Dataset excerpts
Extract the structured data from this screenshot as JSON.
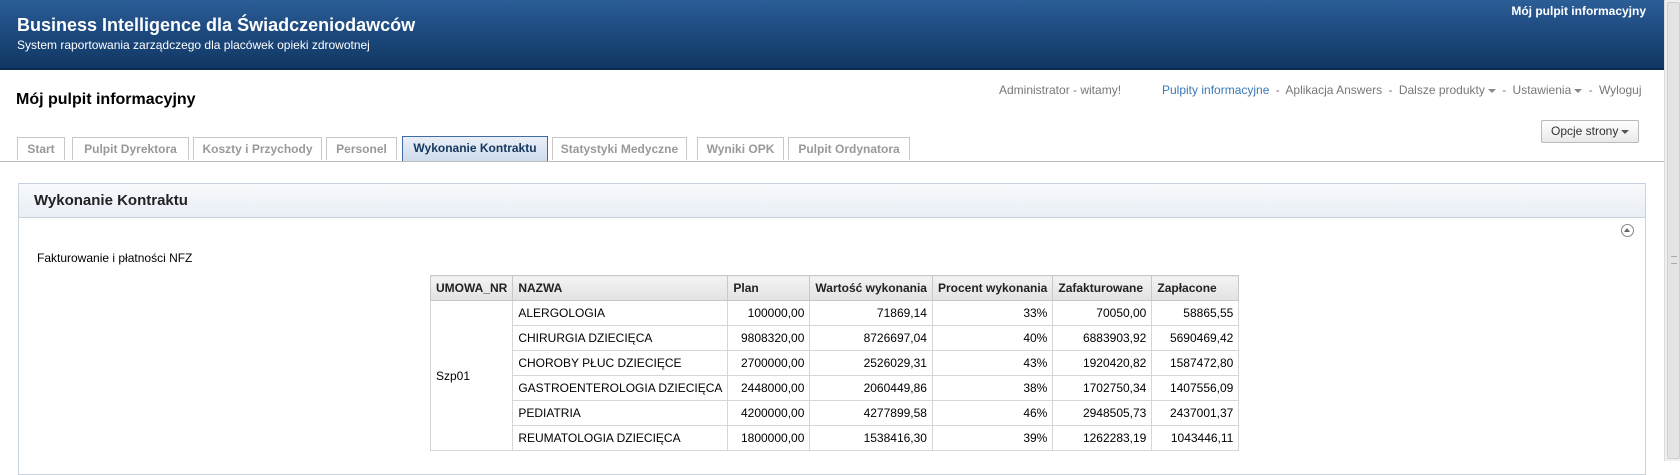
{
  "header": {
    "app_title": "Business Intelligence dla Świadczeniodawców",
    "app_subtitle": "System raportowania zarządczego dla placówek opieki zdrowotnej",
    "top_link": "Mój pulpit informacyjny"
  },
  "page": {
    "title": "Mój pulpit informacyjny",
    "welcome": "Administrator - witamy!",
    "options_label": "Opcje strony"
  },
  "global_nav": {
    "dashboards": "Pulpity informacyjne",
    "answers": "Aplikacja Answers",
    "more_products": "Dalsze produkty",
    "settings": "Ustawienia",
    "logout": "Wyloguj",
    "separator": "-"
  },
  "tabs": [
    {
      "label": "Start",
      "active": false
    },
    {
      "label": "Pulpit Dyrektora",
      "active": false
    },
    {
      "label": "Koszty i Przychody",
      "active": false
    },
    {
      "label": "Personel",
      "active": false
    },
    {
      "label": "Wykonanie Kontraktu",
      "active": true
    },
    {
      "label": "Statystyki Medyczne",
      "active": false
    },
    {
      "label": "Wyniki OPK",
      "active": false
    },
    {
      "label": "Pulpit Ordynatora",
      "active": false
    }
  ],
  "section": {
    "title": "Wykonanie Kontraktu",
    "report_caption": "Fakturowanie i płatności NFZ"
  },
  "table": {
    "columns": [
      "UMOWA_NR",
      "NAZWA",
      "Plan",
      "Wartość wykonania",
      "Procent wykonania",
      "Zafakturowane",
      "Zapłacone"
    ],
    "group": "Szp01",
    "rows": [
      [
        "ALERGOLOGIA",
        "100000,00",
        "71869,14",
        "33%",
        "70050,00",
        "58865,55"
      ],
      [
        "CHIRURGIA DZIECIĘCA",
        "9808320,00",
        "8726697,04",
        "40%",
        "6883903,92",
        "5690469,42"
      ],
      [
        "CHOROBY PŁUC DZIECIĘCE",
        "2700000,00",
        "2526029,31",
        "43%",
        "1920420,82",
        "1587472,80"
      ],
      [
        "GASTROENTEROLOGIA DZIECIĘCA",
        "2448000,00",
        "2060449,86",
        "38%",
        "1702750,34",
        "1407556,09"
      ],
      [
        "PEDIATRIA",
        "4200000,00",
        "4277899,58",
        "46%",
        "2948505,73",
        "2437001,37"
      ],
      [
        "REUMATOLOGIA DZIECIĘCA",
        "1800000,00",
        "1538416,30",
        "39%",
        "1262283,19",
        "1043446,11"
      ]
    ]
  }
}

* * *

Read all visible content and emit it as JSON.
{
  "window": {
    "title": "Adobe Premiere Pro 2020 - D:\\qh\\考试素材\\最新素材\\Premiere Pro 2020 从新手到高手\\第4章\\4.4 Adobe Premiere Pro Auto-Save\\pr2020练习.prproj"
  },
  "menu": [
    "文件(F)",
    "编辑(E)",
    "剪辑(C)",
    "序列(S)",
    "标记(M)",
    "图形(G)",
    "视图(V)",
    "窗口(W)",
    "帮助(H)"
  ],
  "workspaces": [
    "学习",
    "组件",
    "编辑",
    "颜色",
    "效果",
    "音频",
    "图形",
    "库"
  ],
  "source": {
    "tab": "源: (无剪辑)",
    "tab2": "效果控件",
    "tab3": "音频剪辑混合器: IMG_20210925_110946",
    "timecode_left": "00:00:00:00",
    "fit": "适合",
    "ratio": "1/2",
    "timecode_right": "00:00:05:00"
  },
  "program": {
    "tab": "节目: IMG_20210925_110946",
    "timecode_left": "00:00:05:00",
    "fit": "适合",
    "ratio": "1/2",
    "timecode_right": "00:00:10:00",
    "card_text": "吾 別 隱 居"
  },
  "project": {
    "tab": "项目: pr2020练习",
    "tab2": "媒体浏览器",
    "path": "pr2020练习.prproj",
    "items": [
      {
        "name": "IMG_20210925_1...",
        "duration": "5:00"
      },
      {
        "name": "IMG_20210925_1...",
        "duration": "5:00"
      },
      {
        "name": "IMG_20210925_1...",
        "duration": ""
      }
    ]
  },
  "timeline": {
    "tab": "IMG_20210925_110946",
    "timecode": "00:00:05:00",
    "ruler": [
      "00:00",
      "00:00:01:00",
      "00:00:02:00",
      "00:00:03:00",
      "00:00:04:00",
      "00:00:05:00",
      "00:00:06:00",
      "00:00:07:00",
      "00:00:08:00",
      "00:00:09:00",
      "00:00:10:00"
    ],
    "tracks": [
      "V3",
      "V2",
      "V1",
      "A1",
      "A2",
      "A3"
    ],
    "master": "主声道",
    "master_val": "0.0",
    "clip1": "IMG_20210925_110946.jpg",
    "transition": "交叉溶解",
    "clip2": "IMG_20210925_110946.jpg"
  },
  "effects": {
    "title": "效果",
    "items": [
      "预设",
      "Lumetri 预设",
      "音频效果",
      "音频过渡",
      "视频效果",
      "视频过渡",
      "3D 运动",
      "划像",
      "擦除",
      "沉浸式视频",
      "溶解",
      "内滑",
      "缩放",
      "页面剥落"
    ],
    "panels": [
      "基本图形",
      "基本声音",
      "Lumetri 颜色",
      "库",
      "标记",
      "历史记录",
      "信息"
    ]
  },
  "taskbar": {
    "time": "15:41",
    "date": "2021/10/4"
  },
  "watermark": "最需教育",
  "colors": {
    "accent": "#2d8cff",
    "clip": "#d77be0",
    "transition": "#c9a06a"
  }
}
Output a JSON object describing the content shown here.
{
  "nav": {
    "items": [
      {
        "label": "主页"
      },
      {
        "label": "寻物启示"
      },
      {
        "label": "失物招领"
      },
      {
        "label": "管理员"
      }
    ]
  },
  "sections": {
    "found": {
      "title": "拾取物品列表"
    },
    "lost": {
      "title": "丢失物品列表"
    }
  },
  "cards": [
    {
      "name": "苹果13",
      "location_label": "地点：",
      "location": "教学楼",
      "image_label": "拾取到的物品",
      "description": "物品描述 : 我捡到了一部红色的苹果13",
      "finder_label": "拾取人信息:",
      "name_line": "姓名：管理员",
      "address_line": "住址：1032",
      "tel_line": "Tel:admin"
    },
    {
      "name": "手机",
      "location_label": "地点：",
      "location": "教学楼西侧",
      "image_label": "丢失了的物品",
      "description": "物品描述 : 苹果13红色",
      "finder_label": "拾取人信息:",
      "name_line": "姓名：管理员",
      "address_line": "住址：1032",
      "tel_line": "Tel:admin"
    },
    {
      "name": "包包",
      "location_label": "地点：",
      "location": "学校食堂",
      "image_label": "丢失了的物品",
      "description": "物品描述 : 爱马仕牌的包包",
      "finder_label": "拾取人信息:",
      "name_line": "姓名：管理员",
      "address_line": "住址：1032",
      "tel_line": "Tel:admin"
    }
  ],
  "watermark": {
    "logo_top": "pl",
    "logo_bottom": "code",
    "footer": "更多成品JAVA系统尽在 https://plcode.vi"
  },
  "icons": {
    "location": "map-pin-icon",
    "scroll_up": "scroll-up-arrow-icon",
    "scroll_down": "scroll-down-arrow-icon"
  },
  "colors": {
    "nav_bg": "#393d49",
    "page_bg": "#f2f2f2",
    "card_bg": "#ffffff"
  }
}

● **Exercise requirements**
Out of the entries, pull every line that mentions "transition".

● **Your solution**
    "transition": "交叉溶解",
    "transition": "#c9a06a"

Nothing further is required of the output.